Who do you work with?

“I work with a real range of people on the SilverCloud Blended Online CBT service, aged 16 to 80.

“I have been working with a lady in her seventies who’s been really great with it. She’s put a lot of effort into using SilverCloud and we’ve built up a really good rapport over the 12-week programme and her mental health and wellbeing scores have vastly improved.

“Then, the fact that it’s an online programme naturally attracts younger people, men especially, who like that they can work on their mental health and wellbeing in private, so to speak, without everyone knowing about it.

“For example, I started working with a student in his early twenties during lockdown who was struggling with anxiety. He didn’t feel able to talk about this with family and friends but he started using SilverCloud and likes the conversations we have around it.

“I find the service is also popular with men in their early thirties. Again, anxiety is a common issue and being able to do the programme online with the support from an Online CBT practitioner like myself means the blended approach really works for them.

“SilverCloud gives people the chance to lead a ‘normal’ life but with backup support. Plus, being an online service, it fits around working life and I think because of lockdown, more people are looking for online solutions.

“Now, because of Covid, they don’t have to take the afternoon off for a face-to-face appointment with me at the GP surgery. They know we’ll check in with them over the phone or by email. And an online service is useful for people in rural areas like Powys where the geography can pose a challenge to accessing health services at the best of times. 

Anxiety is a common issue

“Users can choose from a range of mental health and wellbeing programmes to complete at their own pace over 12 weeks. Programme options include help with anxiety, depression, stress, sleep, and money worries.

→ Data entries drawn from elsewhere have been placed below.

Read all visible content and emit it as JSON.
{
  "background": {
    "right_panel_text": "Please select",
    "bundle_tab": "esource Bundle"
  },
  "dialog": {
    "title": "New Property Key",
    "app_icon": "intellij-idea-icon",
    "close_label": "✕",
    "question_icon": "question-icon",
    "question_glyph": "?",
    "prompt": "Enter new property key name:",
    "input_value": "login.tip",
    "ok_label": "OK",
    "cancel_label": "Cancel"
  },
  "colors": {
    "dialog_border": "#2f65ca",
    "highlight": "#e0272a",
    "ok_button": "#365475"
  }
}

“The programmes that help with anxiety are most popular with people I work with. I’m keen to point people towards the resilience programme as it can really help with thoughts about going into lockdown again and being down about life.”
  • Mid and North Powys Mind Facebook You can view their mental health and wellbeing videos on
  • SilverCloud Blended Online CBT service available in Powys. If you are interested in signing up for this combination of online CBT with phone call and email support sessions with an Online CBT practitioner, please contact Ponthafren Association in North PowysMid and North Powys Mind, Brecon Mind or Ystradgynlais Mind. Alternatively, please email with the subject line ‘SilverCloud Blended Online CBT service’ or call 01874 712 428.
  • SilverCloud Self-Referral available across Wales If you’re aged 16+ you can now sign up directly for SilverCloud Online CBT without needing to go through your GP or other healthcare professional. Although an online self-help service, you will be allocated an Online CBT co-ordinator who will liaise with you via the SilverCloud platform in order to guide you through the programme and monitor your progress.